  • making sure specially trained colleagues are available to liaise with any doctor we know to be vulnerable
  • funding an independent confidential support service run by the British Medical Association (BMA), that includes out of hours access to a 24 hour helpline. The service is for all doctors in our fitness to practise processes, whether they’re BMA members or not.

Find more information on the support that’s available for doctors.

How we assess if there’s a risk to public protection

To reach a decision on whether a doctor poses any risk to public protection, we consider:

The seriousness of the concern

This includes looking at how far a doctor has departed from the professional standards, or considering if a health condition is having an impact on their ability to practise safely.

We also take into account any specific factors that may impact on the seriousness of the concern. For example, if the behaviour was an isolated incident, whether it was premeditated or persistent, or whether it was an abuse of power.

Any relevant context

We consider any relevant context that we’re aware of. By ‘context’ we mean the specific setting or circumstances that surround a concern.

There are different types of relevant context. One example is a doctor’s working environment, including issues related to workload, and interpersonal factors such as the culture of the organisation they’re practising in.

How the doctor has responded to the concern

To be able to actively address a concern, a doctor must first recognise there’s an issue so that they can try to understand how it arose. They must then take steps to address the concern and learn from it.

We examine the evidence to establish if the doctor has:

  • insight into their own practice and behaviour
  • taken steps to remediate, such as participating in training, supervision, coaching or mentoring relevant to the concern raised
  • kept their knowledge and skills up to date
  • been working within their area of competence.

How we support safe and effective practice to protect the public

If we decide that a doctor does not pose any current and ongoing risk to one or more of the three parts of public protection, but has significantly departed from the professional standards, we may need to issue them with a warning. This is a formal way of indicating to the doctor that their behaviour or performance has significantly departed from the professional standards and should not be repeated.

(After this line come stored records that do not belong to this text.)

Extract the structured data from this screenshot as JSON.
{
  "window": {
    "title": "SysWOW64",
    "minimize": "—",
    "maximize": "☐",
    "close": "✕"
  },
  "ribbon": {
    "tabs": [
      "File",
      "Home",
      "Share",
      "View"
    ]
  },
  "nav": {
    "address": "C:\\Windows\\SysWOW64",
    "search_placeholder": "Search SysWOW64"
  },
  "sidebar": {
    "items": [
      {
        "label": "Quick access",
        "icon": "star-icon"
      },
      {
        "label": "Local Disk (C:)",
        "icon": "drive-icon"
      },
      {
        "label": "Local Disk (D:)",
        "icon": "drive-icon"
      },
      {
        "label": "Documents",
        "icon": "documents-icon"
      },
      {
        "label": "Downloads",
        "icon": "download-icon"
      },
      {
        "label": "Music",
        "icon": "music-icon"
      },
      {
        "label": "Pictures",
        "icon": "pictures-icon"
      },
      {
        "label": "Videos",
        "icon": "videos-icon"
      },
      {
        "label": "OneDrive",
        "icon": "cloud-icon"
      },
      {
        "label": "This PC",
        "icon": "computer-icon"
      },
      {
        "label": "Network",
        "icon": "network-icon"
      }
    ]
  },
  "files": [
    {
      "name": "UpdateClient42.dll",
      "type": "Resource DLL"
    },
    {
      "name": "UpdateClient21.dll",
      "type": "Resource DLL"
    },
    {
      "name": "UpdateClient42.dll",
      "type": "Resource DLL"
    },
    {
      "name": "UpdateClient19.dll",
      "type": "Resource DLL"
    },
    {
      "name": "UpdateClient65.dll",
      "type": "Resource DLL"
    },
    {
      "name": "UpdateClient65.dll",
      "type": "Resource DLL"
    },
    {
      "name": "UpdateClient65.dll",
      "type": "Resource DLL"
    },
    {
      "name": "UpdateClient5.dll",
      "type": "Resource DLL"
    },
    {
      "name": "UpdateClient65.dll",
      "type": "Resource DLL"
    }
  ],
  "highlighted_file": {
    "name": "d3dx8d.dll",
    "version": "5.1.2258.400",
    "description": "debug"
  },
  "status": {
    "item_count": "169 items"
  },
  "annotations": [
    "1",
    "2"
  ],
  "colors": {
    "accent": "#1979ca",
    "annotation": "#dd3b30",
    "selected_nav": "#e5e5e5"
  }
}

If we decide that a doctor poses a current and ongoing risk to one or more of the three parts of public protection, we may need to restrict their registration. This may be through agreeing undertakings or putting in place conditions or a suspension. The purpose of this type of action is to protect the public until the doctor no longer poses any risk, and can return to unrestricted practice.

In a very small number of cases, we may remove a doctor’s registration. This type of action is rare and is reserved for the most serious cases.

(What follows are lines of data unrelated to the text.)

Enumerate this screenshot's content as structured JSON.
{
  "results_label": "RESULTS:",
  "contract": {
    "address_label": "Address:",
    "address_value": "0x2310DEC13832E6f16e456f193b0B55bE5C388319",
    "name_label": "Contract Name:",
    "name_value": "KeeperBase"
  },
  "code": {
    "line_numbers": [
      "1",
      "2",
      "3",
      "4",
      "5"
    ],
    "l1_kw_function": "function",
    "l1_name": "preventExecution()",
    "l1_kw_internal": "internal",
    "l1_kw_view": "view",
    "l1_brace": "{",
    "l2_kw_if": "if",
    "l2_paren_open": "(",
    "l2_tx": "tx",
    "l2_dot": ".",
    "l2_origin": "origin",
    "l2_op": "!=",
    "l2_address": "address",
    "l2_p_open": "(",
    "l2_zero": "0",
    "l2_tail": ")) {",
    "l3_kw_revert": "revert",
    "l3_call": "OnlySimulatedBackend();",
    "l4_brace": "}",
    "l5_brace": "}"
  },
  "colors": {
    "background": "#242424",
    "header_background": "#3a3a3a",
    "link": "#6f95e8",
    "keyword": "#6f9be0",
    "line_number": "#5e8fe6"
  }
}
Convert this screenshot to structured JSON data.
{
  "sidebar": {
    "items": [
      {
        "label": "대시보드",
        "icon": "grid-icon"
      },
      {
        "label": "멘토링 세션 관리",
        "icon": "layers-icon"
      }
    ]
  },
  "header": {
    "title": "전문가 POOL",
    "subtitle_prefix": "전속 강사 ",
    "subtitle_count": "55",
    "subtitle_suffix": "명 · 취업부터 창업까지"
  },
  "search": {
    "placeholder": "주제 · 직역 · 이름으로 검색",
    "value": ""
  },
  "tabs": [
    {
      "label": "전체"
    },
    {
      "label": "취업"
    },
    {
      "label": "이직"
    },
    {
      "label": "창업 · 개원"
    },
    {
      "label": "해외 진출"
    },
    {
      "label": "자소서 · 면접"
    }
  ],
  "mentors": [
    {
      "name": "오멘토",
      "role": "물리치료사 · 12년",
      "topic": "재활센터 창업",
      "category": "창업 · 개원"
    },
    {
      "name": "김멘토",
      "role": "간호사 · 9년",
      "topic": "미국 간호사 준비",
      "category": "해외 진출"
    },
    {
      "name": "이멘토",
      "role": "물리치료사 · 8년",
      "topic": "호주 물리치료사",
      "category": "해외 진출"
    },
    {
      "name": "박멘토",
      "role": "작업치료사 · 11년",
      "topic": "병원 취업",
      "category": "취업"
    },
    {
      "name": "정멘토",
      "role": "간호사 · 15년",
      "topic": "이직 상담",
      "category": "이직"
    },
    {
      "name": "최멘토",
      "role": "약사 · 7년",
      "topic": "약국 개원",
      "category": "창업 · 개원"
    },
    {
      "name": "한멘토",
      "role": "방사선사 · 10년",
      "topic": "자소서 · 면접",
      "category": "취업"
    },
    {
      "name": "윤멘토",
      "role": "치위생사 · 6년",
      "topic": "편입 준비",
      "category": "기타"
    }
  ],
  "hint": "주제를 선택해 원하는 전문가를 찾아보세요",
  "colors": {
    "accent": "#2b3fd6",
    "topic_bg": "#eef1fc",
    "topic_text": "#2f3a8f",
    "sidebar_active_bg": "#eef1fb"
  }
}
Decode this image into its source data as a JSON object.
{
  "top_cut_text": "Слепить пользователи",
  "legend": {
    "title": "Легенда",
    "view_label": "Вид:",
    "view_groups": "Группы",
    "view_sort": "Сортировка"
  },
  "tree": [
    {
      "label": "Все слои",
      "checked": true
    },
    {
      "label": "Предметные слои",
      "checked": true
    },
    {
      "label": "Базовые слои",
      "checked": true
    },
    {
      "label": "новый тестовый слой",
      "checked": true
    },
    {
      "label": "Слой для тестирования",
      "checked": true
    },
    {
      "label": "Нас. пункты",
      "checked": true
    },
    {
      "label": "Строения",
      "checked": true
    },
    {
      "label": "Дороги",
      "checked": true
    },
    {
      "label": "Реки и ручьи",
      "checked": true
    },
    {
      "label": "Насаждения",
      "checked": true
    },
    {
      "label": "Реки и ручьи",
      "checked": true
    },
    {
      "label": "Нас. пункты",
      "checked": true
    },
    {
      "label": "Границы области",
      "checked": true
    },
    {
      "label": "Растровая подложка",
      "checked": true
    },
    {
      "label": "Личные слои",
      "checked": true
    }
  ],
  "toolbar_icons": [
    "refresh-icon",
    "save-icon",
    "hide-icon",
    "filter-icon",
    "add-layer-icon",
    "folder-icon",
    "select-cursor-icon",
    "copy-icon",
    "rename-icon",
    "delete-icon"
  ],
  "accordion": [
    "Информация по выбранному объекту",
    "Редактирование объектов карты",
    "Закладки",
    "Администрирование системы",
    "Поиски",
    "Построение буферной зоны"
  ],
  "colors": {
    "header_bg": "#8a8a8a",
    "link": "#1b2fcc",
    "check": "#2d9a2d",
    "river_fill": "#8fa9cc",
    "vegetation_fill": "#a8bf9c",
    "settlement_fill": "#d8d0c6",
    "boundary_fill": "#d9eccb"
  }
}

How we make decisions in the fitness to practise process

We are legally required to make sure that our decisions in the fitness to practise process protect the public. It's also vital that both the public and doctors trust us to make the right decisions. In making our decisions, we follow these guiding principles.

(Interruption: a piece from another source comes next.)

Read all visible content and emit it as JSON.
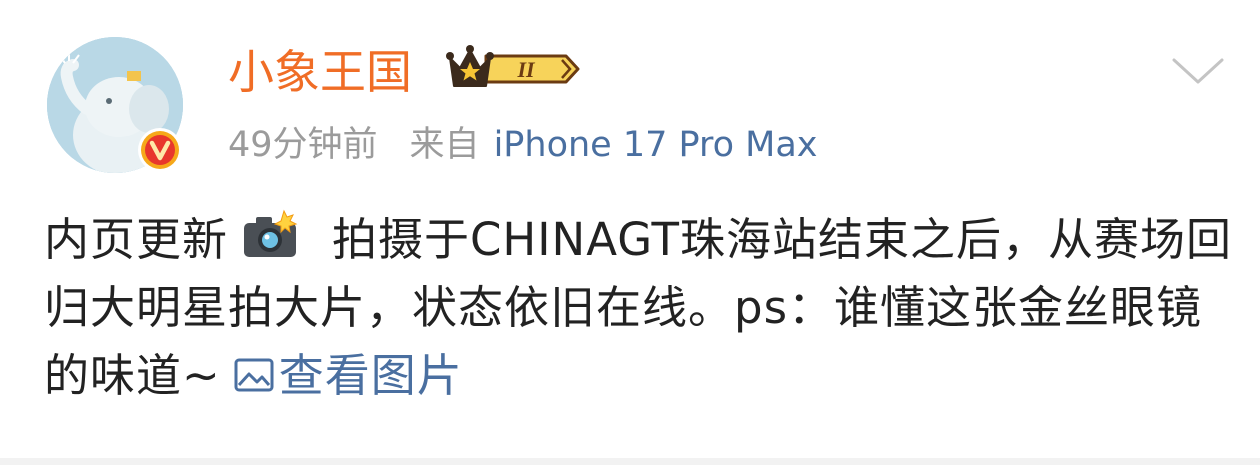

  • Being proportionate
    In each case we will determine what action is required, taking no more measures than necessary, and in a timely manner.
  • Being transparent
    We're open about our process and the decisions we make. We explain our steps clearly and give reasons for our decisions so that everyone can understand them and hold us accountable.
  • Being fair
    We make sure that anyone can raise a concern with us about a doctor. We gather relevant evidence to help us to reach a fair decision.

We are committed to seeking out potential bias and making sure our processes are fair. To help ensure this, we are implementing recommendations from independent reviews of our guidance and how we apply it. As part of this we’ve asked doctors, patients and organisations who support them, about their experiences of our processes.